Bog standard


They no longer make toilets in New Zealand. In fact, we don’t seem to manufacture very much at all anymore.
We’d rather bring in cheap stuff from Asia, because it only lasts for a year or so and then we can go out and buy nice new stuff again. Makes sense — not.
And whoever invented plastic plumbing fittings that look like chromed metal has a lot to answer for. I suspect the car industry is responsible for this bit of our throwaway culture.

I can remember specifying toilets back when the only cisterns available were those cheap plastic jobs that screwed to the plasterboard. They had a little chrome lever control and a very inelegant flush pipe down to your choice of pan. Although P traps or S traps were about the only options available. White or nothing, of course.
Recently I renovated our bathroom, and decided that we should put in one of those fancy European models. The one we chose looks a bit like an egg with the top and bottom cut off. Soft closing lid, concealed cistern and dual flush controls.

I must say, whoever decided that toilet seats should be square rather than oval has a lot to answer for. Looks great, but feels decidedly uncomfortable.
Having travelled a bit recently, I noticed that countries are often defined by the toilet pans they put in their hotels.
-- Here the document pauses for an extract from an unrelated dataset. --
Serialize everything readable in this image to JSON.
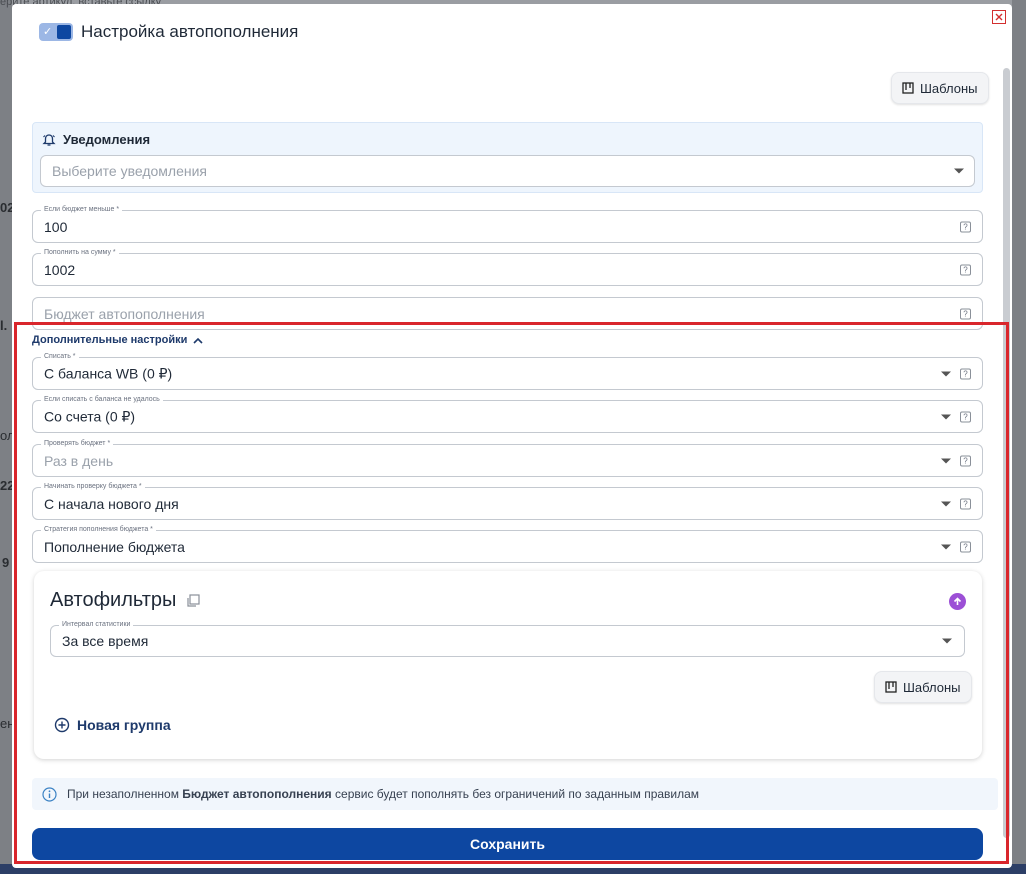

We import all ours so we can choose whatever we want, but we still tend to put bog standard jobs in our hotels and motels.

In Australia, where they still manufacture toilets, their toilet pans also haven’t changed much from the original British models devised by Sir Thomas Crapper. White pan, white oval seat, wall-mounted white cistern, and that’s about it.
The North American toilets tend to be a bit ornate and, like their meals, very big and bulky. They also have a most unusual way of flushing. After you press the button or the lever control the water level in the pan rises disconcertingly until close to overflowing, before retreating and then disappearing with a rush.
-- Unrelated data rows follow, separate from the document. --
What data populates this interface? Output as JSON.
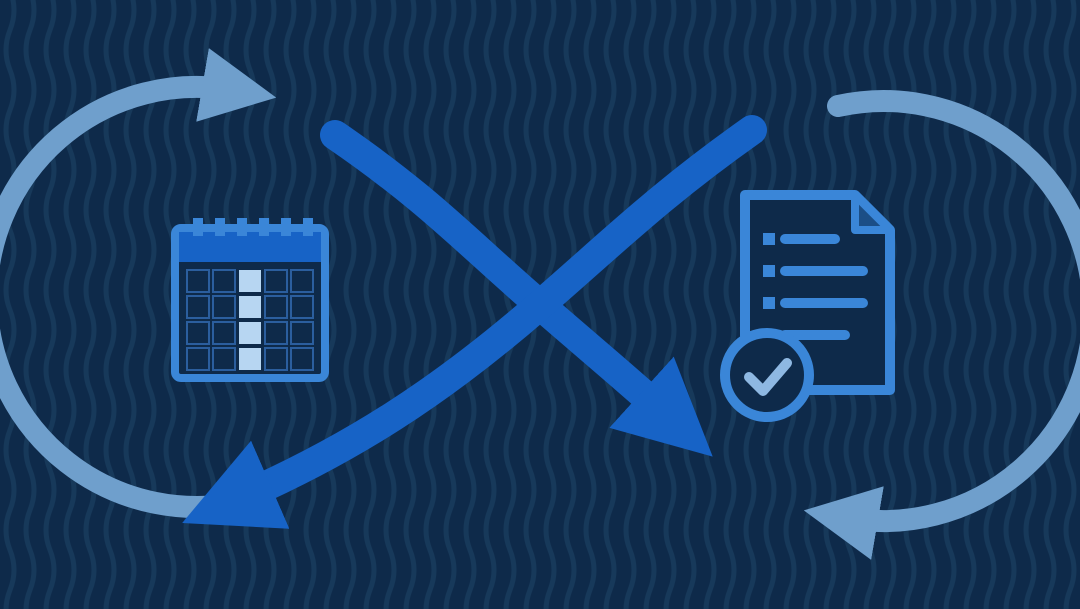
{
  "diagram": {
    "description_icon_left": "calendar",
    "description_icon_right": "checklist-document-with-checkmark",
    "arrow_style": "infinity-loop-with-outer-circular-arrows"
  },
  "palette": {
    "background": "#0e2a4a",
    "wave_pattern": "#163a5c",
    "arrow_inner": "#1763c6",
    "arrow_outer": "#6f9fcc",
    "icon_stroke": "#3a86d8",
    "calendar_highlight": "#b7d6f2",
    "calendar_header": "#1763c6",
    "calendar_cell": "#0e2a4a",
    "checkmark_circle_fill": "#0e2a4a"
  }
}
While standard European toilets are finally taking over from the old “two footprint and a hole” jobs through most of the Far East, Japan is another matter entirely.
The French may have invented the bidet, but their approach of having two separate pans leaves a lot to be desired. How do you elegantly get from the loo to the bidet for that final clean and polish?

Can’t be done. In Japan, it’s all in one. The lid closes automatically after use, so no more complaints about men leaving the seat up. And that’s just for starters. The range of options is mind-boggling:
• A heated seat, with full temperature control.
• Warm water sprays, front and rear.
• And no more toilet paper — you just press a button to experience a warm (and dry) glow from down below.

So while you may struggle to turn around, or avoid bumping your head in most Japanese hotel bathrooms, the toilets are what can only be described as magnificent.
Must be something to do with all that tofu they eat.